Media reviews were glowing. A new compilation album featuring three newly recorded songs, Then and Now…The Best of The Monkees, went platinum. One of the new songs, “That Was Then, This Is Now,” became a Top 20 hit in the summer of 1986 and was played at every stop, helping spur its radio airplay. An original Tork composition, “MGBGT,” as well as Davy’s “I’ll Love You Forever,” rounded out the new material being played. Cable music channel MTV was airing marathons of the Monkees' original television series, and the TV show began to air daily on the channel in 1986. The Monkees acted as guest VJ's on MTV to promote the tour and host the marathons.

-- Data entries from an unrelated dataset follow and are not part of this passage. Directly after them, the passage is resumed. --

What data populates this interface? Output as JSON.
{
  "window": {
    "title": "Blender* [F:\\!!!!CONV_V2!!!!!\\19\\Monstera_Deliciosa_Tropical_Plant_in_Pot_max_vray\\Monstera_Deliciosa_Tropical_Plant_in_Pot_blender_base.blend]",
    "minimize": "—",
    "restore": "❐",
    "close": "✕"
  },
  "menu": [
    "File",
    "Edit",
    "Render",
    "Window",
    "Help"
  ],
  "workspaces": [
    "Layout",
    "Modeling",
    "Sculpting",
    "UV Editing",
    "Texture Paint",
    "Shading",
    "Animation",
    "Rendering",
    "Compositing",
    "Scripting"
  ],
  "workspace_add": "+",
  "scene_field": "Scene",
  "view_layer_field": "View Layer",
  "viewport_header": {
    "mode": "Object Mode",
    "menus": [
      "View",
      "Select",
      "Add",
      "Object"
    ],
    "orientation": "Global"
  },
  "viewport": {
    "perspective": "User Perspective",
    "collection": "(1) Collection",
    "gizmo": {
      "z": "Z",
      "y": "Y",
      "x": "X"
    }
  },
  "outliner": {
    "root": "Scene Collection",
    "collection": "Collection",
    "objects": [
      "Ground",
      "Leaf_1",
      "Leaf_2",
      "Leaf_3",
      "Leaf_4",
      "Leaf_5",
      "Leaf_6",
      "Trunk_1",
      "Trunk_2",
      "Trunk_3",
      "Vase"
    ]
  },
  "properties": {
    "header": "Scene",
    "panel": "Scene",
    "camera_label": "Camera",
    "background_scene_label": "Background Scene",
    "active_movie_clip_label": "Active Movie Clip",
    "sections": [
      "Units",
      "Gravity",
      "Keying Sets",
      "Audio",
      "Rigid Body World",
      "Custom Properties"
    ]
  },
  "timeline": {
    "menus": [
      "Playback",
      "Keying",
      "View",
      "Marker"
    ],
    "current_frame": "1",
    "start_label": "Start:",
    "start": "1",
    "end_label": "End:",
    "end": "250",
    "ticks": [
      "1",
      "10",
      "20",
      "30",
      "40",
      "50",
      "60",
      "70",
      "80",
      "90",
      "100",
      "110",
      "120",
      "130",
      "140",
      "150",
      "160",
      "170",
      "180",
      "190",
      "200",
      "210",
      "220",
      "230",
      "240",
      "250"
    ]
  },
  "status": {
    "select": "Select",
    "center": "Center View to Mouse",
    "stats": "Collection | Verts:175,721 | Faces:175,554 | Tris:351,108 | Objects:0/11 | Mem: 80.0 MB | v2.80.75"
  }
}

During the very early part of the tour, Peter did “Peter Percival Patterson’s Pet Pig Porky” before “Pleasant Valley Sunday.” Peter, as he would do on all future tours, handled lead vocals on his self-penned “For Pete’s Sake,” unlike the album version of the song where Micky sings the lead vocal. Peter also sang the complete lead on “Shades Of Gray,” slightly different from the album version featuring Davy singing the lead vocal with Peter. This arrangement would continue for most of the following Monkees tours. "Listen To The Band," with all three members sharing lead vocal duties, would also be an arrangement that would continue during all future Monkees tours.

The presence of the Monkees on MTV, the success of the new single and the popularity of the tour resulted in seven of the nine original Monkees albums returning to the Billboard Top 200 chart, along with the Then and Now collection. By the end of 1986, Rhino Records had sold over 2 million albums in the Monkees back catalog.

Nesmith attended a Monkees concert in disguise at Arlington Stadium in Texas on June 22, 1986. He finally joined Dolenz, Jones and Tork onstage for the encore performance at the Greek Theatre in Los Angeles, California on September 7, 1986. The final two dates of the tour (Civic Center Arena in Charleston, West Virginia on 12/1/86 and Stabler Arena in Bethlehem, Pennsylvania on 12/3/86) were recorded. The subsequent live album, 20th Anniversary Tour 1986, was sold at the 1987 concerts and through mail order only. It was reissued on compact disc as Live! and sold at the 1996 concerts as well.

All four Monkees took part in filming a Christmas medley music video for MTV in early December 1986. Afterwards, the quartet hosted a party at a Manhattan nightclub to celebrate the end of the 20th anniversary tour.